The lingua franca for this project is the multiple alignment format, MAF.
Sequences should be named as
The analysis pipeline (available here) is controlled by `make' via the repository Makefile. An analysis may be launched using
$ make analysis location=/path/to/testPackage set=testSet
location is the path the package location and
set is one of the prefixes from the registries directory, i.e. flySet, mammalSet, primateSet, testSet.
The Makefile can be run in parallel with
-j=[integer] which allows the evaluations in an analysis to be run in parallel.
When an analysis is run the Makefile checks for executables in the repository's
evaluations/bin/ directory and forms a cartesian product with the mafs stored in the
The results of an analysis are written to
package/analysis/, with one directory per evaluation-prediction pair named in the format
A package in this document refers to a set of sequences making up an alignment problem. This project consists of four packages, named: test simulation; primate simulation; mammal simulation; fly. Each package consists of a set of sequences,
A registry in this document refers to a file that contains information about what data files exist and what evaluations should be run for one specific package. The registries live in the analysis repo at the root level under
registries/. The registries included in the repo are templates (with the suffix .template). When the Makefile runs an analysis it checks for a version of the registry without the .template suffix and if doesn't find it it makes a copy of the template. You may edit the non-template version to include or exclude data or evaluations at your discretion.
An evaluation in this document refers to a program (or wrapper) that that takes five inputs in the following order:
$ myEval path/to/package/ \ path/to/prediction.maf \ path/to/registry/registry.reg.tab \ /path/to/temp \ /path/to/out
The evaluation will be passed these arguments by the analysis Makefile. The output directory will be specific to one prediction and evaluation pair. I.e. if there are four prediction mafs and two evaluations then eight different directories will be created. If you have multiple parameters to pass to a custom evaluation then you would do that through a wrapper that would accept the three arguments and then perform the multi parameter assessments.
An evaluation must be able to parse the registry file and to check whether or not it is included in the 'evaluations' field. Evaluations should only run when they are included in this field. If they are not included, then they should exit with status 0.
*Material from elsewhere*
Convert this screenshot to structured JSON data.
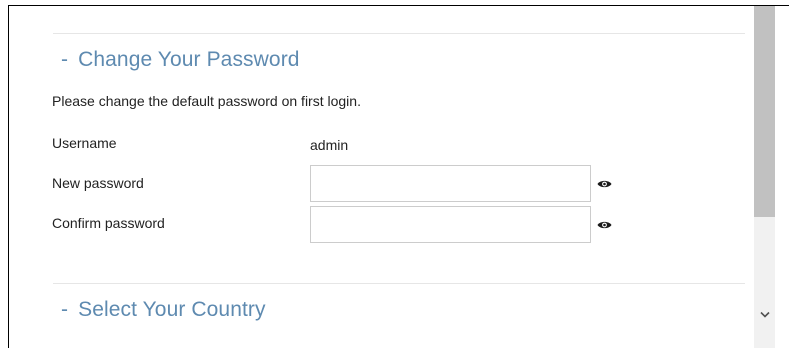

An evaluation may be included in the src/ directory in its own self-contained directory with a Makefile to perform the build. Each evaluation should be installed in the evaluations/bin/ directory located in this directory. Each file in evaluations/bin/ is considered an evaluation by the analysis rule of the Makefile and will be called on each prediction maf.
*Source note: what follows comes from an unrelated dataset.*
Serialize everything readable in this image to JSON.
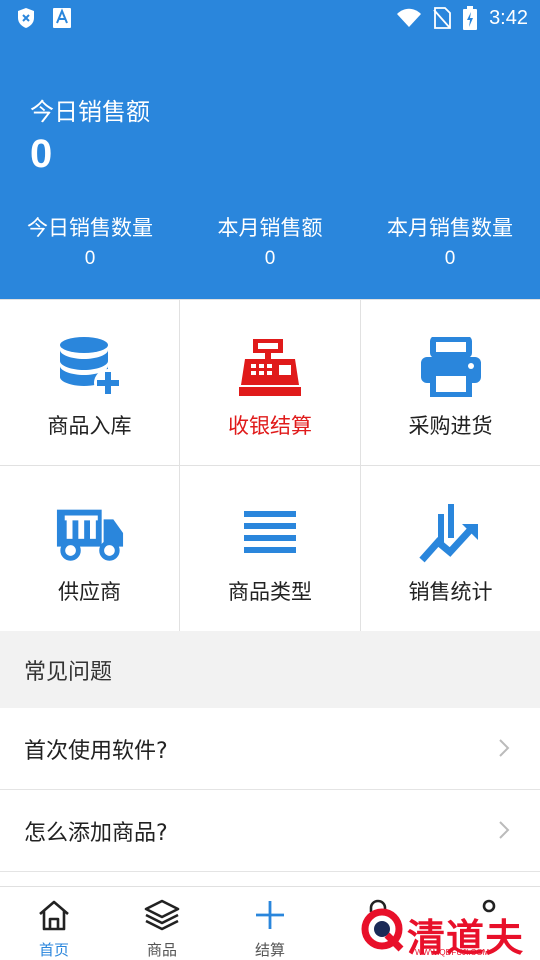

An evaluation may NOT include a hyphen, '-', in its filename. Doing so will gum up the makefile. Use underscores instead.
Evaluations are allowed to have dependencies (i.e. analysis programs like StatSigMA-w or PSAR) that are not included in the github repository. Indeed this is the ideal, the repo should just contain wrappers that call analysis programs. The guiding rule is that it should be reasonably easy to install the dependency on a typical linux server.
There are several wrappers that will use the analysis program
mafComparator. This program, a part of the mafTools package, compares two MAF files against one another and performs "homology tests" between pairs of sequences from the two MAF files as defined in the mafComparator README.md
Since we have known truth for the simulated data we may use
mafComparator to compare the true MAF file against a predicted MAF file.
mafComparator can restrict its analysis to particular regions, specified by BED files. For the simulated data sets we have complete information of not only the alignments between species, but also the positions of many annotated regions including genic, neutral and repetitive regions . We use this information to see how aligners perform when only these regions are considered.
This program is not included in our distributed evaluation code because it requires the use of a compute cluster. The details of how we sampled regions and then sharded regions into chunks for independent PSAR analysis are in our paper.
PSAR is capable of estimating alignment reliability by probabilistically sampling an alignment . It doesn't require a true alignment or the use of an accurate phylogeny.
This program is not capable of accepting arbitrary input data and we did not have the resources to rewrite it to do so. As a result we could not use it for the Alignathon project, though it's premise is promising.
This program is not yet included in our evaluations but will be soon.
StatSigMA-w is capable of estimating the accuracy of genome size alignments without knowing the true alignment [2, 3]. The program does require an accurate phylogeny for the sequences involved but such a phylogenies are available for all the test packages in the Alignathon.
1. Kim and Ma. PSAR: measuring multiple sequence alignment reliability by probabilistic sampling. Nucleic Acids Res (2011) vol. 39 (15) pp. 6359-68 http://nar.oxfordjournals.org/content/39/15/6359.long
2. Prakash and Tompa. Measuring the accuracy of genome-size multiple alignments. Genome Biol (2007) vol. 8 (6) pp. R124 http://genomebiology.com/content/8/6/R124
3. Chen and Tompa. Comparative assessment of methods for aligning multiple genome sequences. Nature Biotechnology (2010) vol. 28 (6) pp. 567-72 http://www.nature.com/nbt/journal/v28/n6/full/nbt.1637.html